━━ THE INPUT

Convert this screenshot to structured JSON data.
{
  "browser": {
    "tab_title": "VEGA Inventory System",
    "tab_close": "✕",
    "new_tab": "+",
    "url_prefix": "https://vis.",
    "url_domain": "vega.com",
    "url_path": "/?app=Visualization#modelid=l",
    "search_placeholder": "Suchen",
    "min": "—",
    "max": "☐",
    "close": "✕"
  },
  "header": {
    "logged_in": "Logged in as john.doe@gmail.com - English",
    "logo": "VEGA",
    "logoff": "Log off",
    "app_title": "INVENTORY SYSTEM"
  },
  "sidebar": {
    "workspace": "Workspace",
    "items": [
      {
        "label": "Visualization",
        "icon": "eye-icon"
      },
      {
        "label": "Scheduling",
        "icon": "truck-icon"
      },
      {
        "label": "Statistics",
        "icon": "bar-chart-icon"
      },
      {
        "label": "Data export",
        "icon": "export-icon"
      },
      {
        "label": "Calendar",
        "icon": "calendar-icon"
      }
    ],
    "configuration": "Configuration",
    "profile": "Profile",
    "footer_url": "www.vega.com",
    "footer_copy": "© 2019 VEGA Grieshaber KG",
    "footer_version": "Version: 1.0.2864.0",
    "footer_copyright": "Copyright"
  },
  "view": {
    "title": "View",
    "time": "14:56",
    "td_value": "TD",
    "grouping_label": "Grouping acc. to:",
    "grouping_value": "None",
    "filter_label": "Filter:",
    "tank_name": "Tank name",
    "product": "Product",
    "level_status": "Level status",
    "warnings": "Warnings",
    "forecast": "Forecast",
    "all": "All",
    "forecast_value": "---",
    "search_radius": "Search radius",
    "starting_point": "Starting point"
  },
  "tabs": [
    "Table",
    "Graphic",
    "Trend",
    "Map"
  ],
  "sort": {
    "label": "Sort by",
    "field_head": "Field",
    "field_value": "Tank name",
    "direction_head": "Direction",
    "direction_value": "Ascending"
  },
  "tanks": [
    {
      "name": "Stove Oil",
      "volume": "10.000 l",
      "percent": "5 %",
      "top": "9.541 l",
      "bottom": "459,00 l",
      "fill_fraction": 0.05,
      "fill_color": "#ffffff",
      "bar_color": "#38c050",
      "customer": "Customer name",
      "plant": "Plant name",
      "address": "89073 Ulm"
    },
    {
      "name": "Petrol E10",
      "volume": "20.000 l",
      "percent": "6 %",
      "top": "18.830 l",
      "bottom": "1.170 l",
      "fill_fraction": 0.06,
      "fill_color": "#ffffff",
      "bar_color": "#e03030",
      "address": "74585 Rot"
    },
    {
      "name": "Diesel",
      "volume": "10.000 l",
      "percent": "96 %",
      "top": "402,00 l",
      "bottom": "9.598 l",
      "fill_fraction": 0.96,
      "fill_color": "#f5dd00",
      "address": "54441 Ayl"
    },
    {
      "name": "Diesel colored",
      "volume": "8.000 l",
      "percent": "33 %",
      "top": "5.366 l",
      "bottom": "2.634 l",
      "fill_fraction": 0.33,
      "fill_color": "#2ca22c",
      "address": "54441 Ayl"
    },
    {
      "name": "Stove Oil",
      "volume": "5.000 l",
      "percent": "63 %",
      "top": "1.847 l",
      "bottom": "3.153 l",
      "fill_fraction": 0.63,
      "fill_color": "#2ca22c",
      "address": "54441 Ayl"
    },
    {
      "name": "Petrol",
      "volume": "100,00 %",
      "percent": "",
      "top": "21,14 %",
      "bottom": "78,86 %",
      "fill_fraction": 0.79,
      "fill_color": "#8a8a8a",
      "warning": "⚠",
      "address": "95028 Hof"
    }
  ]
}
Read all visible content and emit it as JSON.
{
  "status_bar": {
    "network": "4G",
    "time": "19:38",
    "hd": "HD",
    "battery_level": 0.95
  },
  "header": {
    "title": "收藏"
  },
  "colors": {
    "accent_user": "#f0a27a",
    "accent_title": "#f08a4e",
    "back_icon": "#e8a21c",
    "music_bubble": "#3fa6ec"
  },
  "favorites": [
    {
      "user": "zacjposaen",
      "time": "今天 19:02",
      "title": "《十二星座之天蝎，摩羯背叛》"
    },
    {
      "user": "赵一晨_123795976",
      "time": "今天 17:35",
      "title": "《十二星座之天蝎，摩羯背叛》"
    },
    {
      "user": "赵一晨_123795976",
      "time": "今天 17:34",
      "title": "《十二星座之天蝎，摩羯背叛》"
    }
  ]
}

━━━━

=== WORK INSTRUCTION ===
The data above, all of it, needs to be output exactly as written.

=== RESPONSE BOX ===
Convert this screenshot to structured JSON data.
{
  "browser": {
    "tab_title": "VEGA Inventory System",
    "tab_close": "✕",
    "new_tab": "+",
    "url_prefix": "https://vis.",
    "url_domain": "vega.com",
    "url_path": "/?app=Visualization#modelid=l",
    "search_placeholder": "Suchen",
    "min": "—",
    "max": "☐",
    "close": "✕"
  },
  "header": {
    "logged_in": "Logged in as john.doe@gmail.com - English",
    "logo": "VEGA",
    "logoff": "Log off",
    "app_title": "INVENTORY SYSTEM"
  },
  "sidebar": {
    "workspace": "Workspace",
    "items": [
      {
        "label": "Visualization",
        "icon": "eye-icon"
      },
      {
        "label": "Scheduling",
        "icon": "truck-icon"
      },
      {
        "label": "Statistics",
        "icon": "bar-chart-icon"
      },
      {
        "label": "Data export",
        "icon": "export-icon"
      },
      {
        "label": "Calendar",
        "icon": "calendar-icon"
      }
    ],
    "configuration": "Configuration",
    "profile": "Profile",
    "footer_url": "www.vega.com",
    "footer_copy": "© 2019 VEGA Grieshaber KG",
    "footer_version": "Version: 1.0.2864.0",
    "footer_copyright": "Copyright"
  },
  "view": {
    "title": "View",
    "time": "14:56",
    "td_value": "TD",
    "grouping_label": "Grouping acc. to:",
    "grouping_value": "None",
    "filter_label": "Filter:",
    "tank_name": "Tank name",
    "product": "Product",
    "level_status": "Level status",
    "warnings": "Warnings",
    "forecast": "Forecast",
    "all": "All",
    "forecast_value": "---",
    "search_radius": "Search radius",
    "starting_point": "Starting point"
  },
  "tabs": [
    "Table",
    "Graphic",
    "Trend",
    "Map"
  ],
  "sort": {
    "label": "Sort by",
    "field_head": "Field",
    "field_value": "Tank name",
    "direction_head": "Direction",
    "direction_value": "Ascending"
  },
  "tanks": [
    {
      "name": "Stove Oil",
      "volume": "10.000 l",
      "percent": "5 %",
      "top": "9.541 l",
      "bottom": "459,00 l",
      "fill_fraction": 0.05,
      "fill_color": "#ffffff",
      "bar_color": "#38c050",
      "customer": "Customer name",
      "plant": "Plant name",
      "address": "89073 Ulm"
    },
    {
      "name": "Petrol E10",
      "volume": "20.000 l",
      "percent": "6 %",
      "top": "18.830 l",
      "bottom": "1.170 l",
      "fill_fraction": 0.06,
      "fill_color": "#ffffff",
      "bar_color": "#e03030",
      "address": "74585 Rot"
    },
    {
      "name": "Diesel",
      "volume": "10.000 l",
      "percent": "96 %",
      "top": "402,00 l",
      "bottom": "9.598 l",
      "fill_fraction": 0.96,
      "fill_color": "#f5dd00",
      "address": "54441 Ayl"
    },
    {
      "name": "Diesel colored",
      "volume": "8.000 l",
      "percent": "33 %",
      "top": "5.366 l",
      "bottom": "2.634 l",
      "fill_fraction": 0.33,
      "fill_color": "#2ca22c",
      "address": "54441 Ayl"
    },
    {
      "name": "Stove Oil",
      "volume": "5.000 l",
      "percent": "63 %",
      "top": "1.847 l",
      "bottom": "3.153 l",
      "fill_fraction": 0.63,
      "fill_color": "#2ca22c",
      "address": "54441 Ayl"
    },
    {
      "name": "Petrol",
      "volume": "100,00 %",
      "percent": "",
      "top": "21,14 %",
      "bottom": "78,86 %",
      "fill_fraction": 0.79,
      "fill_color": "#8a8a8a",
      "warning": "⚠",
      "address": "95028 Hof"
    }
  ]
}
Read all visible content and emit it as JSON.
{
  "status_bar": {
    "network": "4G",
    "time": "19:38",
    "hd": "HD",
    "battery_level": 0.95
  },
  "header": {
    "title": "收藏"
  },
  "colors": {
    "accent_user": "#f0a27a",
    "accent_title": "#f08a4e",
    "back_icon": "#e8a21c",
    "music_bubble": "#3fa6ec"
  },
  "favorites": [
    {
      "user": "zacjposaen",
      "time": "今天 19:02",
      "title": "《十二星座之天蝎，摩羯背叛》"
    },
    {
      "user": "赵一晨_123795976",
      "time": "今天 17:35",
      "title": "《十二星座之天蝎，摩羯背叛》"
    },
    {
      "user": "赵一晨_123795976",
      "time": "今天 17:34",
      "title": "《十二星座之天蝎，摩羯背叛》"
    }
  ]
}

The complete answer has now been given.